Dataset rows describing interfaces
○ ○ ○

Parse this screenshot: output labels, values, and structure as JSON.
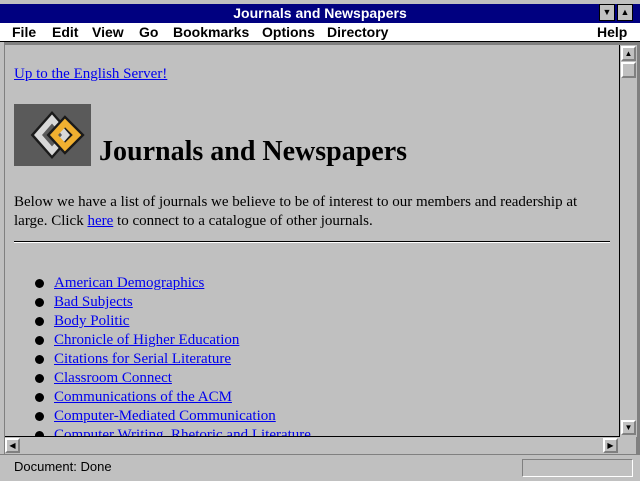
{
  "window": {
    "title": "Journals and Newspapers"
  },
  "menu": [
    {
      "label": "File"
    },
    {
      "label": "Edit"
    },
    {
      "label": "View"
    },
    {
      "label": "Go"
    },
    {
      "label": "Bookmarks"
    },
    {
      "label": "Options"
    },
    {
      "label": "Directory"
    },
    {
      "label": "Help"
    }
  ],
  "page": {
    "up_link": "Up to the English Server!",
    "heading": "Journals and Newspapers",
    "intro_before": "Below we have a list of journals we believe to be of interest to our members and readership at large. Click ",
    "intro_link": "here",
    "intro_after": " to connect to a catalogue of other journals.",
    "journals": [
      "American Demographics",
      "Bad Subjects",
      "Body Politic",
      "Chronicle of Higher Education",
      "Citations for Serial Literature",
      "Classroom Connect",
      "Communications of the ACM",
      "Computer-Mediated Communication",
      "Computer Writing, Rhetoric and Literature"
    ]
  },
  "status": {
    "text": "Document: Done"
  },
  "icons": {
    "logo": "interlocking-diamonds-logo",
    "minimize": "down-triangle-icon",
    "maximize": "up-triangle-icon"
  },
  "colors": {
    "titlebar": "#000080",
    "link": "#0000ee",
    "background": "#c0c0c0",
    "logo_gold": "#f0b030"
  }
}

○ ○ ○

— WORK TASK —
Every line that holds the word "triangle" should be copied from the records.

— YOUR RESPONSE —
    "minimize": "down-triangle-icon",
    "maximize": "up-triangle-icon"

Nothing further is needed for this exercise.